Feb. 16, 2009
The Residence Halls Association is in talks to conduct another student survey concerning trayless dining.
RHA President Robert Wood needs 5 percent of students living in residence halls to sign a petition to get the referendum on the ballot of RHA elections next Thursday. The referendum will allow every resident to vote on the issue instead of trying to take a representative sample.
The removal of trays from dining halls to cut down on waste remains a top issue for both the RHA and the Missouri Students Association, despite a survey RHA conducted last semester showing less than 30 percent would approve.
Doubt concerning the accuracy of the survey has been expressed in recent MSA and RHA meetings.
"I believe there were lots of problems with the survey that even RHA themselves have acknowledged," MSA President Jordan Paul said. "It was not done as well as it could have been."
Trayless dining was one of Paul's main campaign platforms.
"I didn't feel it was an accurate sample," Wood said. "Through technical difficulties, it didn't reach every building."
Wood described the original survey results as "undesirable."
Multiple MSA senators have also called for another trayless dining survey, among them Student Affairs Committee Chairman Paul Whiteside, whose committee met with Campus Dining Services two weeks ago to talk about healthy eating options and trayless dining.

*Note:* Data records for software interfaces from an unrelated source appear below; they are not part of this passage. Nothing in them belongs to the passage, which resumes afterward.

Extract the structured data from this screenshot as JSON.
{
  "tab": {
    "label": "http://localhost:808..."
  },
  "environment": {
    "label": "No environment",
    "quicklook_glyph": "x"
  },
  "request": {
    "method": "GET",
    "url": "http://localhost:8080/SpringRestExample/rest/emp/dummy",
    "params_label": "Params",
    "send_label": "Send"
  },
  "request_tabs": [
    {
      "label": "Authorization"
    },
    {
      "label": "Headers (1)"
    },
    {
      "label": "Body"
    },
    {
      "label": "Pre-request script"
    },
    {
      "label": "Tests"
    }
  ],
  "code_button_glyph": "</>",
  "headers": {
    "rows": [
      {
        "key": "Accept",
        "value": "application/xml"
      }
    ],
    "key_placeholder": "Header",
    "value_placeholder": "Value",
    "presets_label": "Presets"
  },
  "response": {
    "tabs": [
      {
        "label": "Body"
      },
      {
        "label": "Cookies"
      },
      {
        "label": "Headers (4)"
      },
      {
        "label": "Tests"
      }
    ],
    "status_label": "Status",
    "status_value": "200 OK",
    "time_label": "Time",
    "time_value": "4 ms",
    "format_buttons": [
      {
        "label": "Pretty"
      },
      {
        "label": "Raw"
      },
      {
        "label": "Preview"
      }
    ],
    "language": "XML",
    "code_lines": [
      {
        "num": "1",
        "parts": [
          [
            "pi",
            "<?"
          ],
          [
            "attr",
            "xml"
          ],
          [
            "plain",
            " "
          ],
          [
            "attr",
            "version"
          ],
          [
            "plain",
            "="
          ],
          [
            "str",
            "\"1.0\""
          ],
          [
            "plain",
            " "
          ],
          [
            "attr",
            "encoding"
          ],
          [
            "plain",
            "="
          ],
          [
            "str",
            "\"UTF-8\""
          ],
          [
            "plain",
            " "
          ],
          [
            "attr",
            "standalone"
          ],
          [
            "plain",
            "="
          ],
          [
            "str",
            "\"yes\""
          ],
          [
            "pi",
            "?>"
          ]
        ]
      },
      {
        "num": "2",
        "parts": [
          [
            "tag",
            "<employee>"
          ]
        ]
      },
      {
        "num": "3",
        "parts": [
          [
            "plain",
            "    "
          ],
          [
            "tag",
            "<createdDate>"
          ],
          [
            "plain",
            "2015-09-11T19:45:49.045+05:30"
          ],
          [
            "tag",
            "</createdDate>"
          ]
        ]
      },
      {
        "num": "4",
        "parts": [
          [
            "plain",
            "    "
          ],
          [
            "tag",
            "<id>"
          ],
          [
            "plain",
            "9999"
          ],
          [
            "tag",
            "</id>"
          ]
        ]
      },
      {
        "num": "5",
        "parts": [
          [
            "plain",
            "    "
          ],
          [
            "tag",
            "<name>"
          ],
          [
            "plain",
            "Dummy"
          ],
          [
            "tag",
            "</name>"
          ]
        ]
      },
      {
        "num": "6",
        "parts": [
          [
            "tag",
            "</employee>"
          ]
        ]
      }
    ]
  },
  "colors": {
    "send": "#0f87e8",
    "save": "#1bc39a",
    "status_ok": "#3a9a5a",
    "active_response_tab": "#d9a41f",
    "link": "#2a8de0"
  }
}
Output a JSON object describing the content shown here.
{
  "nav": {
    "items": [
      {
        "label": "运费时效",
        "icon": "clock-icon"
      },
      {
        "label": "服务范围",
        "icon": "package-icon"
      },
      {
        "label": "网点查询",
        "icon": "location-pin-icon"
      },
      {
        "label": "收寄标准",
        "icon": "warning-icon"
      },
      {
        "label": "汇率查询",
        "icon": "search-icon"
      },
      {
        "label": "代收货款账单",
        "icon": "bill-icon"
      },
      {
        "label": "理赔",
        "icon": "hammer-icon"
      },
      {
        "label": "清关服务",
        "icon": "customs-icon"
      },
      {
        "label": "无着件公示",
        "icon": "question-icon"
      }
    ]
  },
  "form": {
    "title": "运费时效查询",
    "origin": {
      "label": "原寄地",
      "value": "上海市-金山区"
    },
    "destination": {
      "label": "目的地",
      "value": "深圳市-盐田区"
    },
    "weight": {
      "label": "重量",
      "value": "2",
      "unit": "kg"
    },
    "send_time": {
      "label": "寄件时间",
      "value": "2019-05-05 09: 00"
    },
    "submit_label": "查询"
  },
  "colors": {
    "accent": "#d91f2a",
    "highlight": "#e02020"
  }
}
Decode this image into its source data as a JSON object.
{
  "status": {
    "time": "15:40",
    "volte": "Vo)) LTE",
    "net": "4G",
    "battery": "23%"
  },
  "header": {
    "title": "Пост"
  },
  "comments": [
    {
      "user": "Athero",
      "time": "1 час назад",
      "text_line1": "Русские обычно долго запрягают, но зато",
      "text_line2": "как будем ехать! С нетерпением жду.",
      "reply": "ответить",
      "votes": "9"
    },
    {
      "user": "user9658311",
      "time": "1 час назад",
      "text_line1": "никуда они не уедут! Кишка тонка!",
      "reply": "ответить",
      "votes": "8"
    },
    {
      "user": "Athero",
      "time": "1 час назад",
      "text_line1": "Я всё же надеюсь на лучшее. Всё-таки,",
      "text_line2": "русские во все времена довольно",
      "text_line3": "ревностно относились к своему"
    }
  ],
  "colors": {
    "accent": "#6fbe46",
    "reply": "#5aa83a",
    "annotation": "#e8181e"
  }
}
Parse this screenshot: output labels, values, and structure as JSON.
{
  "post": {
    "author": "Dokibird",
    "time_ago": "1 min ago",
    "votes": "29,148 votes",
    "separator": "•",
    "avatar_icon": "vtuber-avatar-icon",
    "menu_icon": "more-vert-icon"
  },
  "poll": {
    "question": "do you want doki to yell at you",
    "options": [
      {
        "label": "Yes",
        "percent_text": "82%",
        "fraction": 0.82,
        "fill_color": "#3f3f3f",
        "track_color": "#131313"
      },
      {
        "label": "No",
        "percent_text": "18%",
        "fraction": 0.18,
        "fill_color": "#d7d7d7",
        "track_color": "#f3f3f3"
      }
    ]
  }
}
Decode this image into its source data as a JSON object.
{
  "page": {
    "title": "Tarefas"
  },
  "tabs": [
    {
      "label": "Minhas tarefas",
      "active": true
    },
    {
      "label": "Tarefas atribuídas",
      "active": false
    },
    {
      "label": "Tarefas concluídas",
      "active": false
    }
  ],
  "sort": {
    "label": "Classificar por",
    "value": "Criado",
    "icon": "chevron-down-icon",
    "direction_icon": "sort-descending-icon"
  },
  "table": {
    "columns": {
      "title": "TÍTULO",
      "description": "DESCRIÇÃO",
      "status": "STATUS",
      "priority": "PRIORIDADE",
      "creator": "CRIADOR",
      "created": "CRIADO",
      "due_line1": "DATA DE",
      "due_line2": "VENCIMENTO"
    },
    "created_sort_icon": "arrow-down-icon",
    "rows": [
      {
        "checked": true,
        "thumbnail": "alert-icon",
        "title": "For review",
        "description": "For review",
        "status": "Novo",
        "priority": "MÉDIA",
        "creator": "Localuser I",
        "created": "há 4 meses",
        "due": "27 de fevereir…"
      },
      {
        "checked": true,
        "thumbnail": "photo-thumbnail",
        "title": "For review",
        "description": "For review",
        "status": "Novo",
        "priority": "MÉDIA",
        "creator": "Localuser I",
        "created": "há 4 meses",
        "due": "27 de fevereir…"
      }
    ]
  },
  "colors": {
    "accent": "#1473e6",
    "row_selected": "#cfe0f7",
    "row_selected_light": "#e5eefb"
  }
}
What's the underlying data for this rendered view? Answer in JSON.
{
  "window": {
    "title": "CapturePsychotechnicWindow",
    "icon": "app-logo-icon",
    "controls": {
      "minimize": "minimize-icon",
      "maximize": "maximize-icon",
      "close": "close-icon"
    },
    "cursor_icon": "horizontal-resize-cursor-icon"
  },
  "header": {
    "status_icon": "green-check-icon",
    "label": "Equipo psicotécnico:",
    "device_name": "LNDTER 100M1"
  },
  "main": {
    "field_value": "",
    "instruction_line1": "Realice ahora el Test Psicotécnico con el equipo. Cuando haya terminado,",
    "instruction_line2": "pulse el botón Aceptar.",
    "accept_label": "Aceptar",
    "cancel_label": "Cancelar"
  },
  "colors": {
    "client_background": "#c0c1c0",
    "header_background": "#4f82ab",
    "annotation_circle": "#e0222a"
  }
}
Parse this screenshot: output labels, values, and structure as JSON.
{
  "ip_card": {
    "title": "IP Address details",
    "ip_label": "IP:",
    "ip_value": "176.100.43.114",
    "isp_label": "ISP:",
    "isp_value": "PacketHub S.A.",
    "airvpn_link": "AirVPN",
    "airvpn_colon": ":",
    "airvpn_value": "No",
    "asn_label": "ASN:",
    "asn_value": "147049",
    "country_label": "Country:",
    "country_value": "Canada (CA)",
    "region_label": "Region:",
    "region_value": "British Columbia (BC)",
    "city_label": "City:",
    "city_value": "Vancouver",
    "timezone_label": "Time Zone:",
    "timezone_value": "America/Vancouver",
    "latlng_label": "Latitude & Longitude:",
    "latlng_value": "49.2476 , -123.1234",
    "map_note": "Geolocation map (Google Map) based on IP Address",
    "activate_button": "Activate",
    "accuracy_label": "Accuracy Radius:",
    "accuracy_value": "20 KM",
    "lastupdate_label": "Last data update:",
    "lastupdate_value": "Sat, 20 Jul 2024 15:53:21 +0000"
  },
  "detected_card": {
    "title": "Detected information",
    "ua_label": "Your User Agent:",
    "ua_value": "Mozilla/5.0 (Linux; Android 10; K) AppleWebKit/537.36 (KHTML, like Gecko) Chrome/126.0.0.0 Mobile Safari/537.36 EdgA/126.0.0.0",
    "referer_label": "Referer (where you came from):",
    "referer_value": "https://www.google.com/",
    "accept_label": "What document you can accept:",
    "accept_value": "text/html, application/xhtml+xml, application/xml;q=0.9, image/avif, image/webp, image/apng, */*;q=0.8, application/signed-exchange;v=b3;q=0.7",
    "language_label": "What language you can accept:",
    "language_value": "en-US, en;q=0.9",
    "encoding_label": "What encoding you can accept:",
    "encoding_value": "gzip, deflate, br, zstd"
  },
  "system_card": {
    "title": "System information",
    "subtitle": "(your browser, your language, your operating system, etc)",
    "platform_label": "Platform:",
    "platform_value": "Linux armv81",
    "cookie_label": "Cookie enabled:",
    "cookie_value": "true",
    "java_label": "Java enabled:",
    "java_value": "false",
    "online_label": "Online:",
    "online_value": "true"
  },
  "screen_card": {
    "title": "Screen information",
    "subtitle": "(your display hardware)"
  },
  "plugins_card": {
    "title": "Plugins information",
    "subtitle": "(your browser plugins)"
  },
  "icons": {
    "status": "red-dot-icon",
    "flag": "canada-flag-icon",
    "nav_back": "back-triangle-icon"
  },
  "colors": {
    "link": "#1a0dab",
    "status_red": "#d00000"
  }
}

"They were not conducted on a major scale, nor were they efficiently distributed," Whiteside said. "While I don't believe another survey would reveal definitive support for trayless dining, it may give us a more accurate representation of how strongly the students on campus feel about the issue."
CDS is educating students about portion sizes. Signs tell students how much each hall is wasting and how a couple ounces per student equals major environmental impact. Since the waste tracking began, CDS Marketing Specialist Andrew Lough said the waste has gone down.
Lough said one of the largest problems with the survey was the lack of education that went with it. Students weren't given enough information about the implications of trayless dining. Although it's less convenient, it could reduce waste, which would keep dining costs and environmental detriments down.
Paul said students might not be receptive toward trayless dining at first, but he has hopes it can be accomplished over time.
"I would like to see trays phased out over the summer, perhaps, and then taken out of dining halls completely next year, as long as we don't have people rioting in the streets over them," Paul said.
Lough said other universities have tried going trayless without student support and the results have gone both ways.
"We want to do it with students, not to them," Lough said.
CDS is also hesitant to go forward with removing trays from its dining halls because of a lack of student support.
"I believe recent surveys said around 70 percent of student disapprove of trayless dining and that's too low for us to take trays out of dining halls right now," CDS Nutrition Coordinator Magda Mello said in a previous Maneater report. "We want to have student support before we do something that drastic."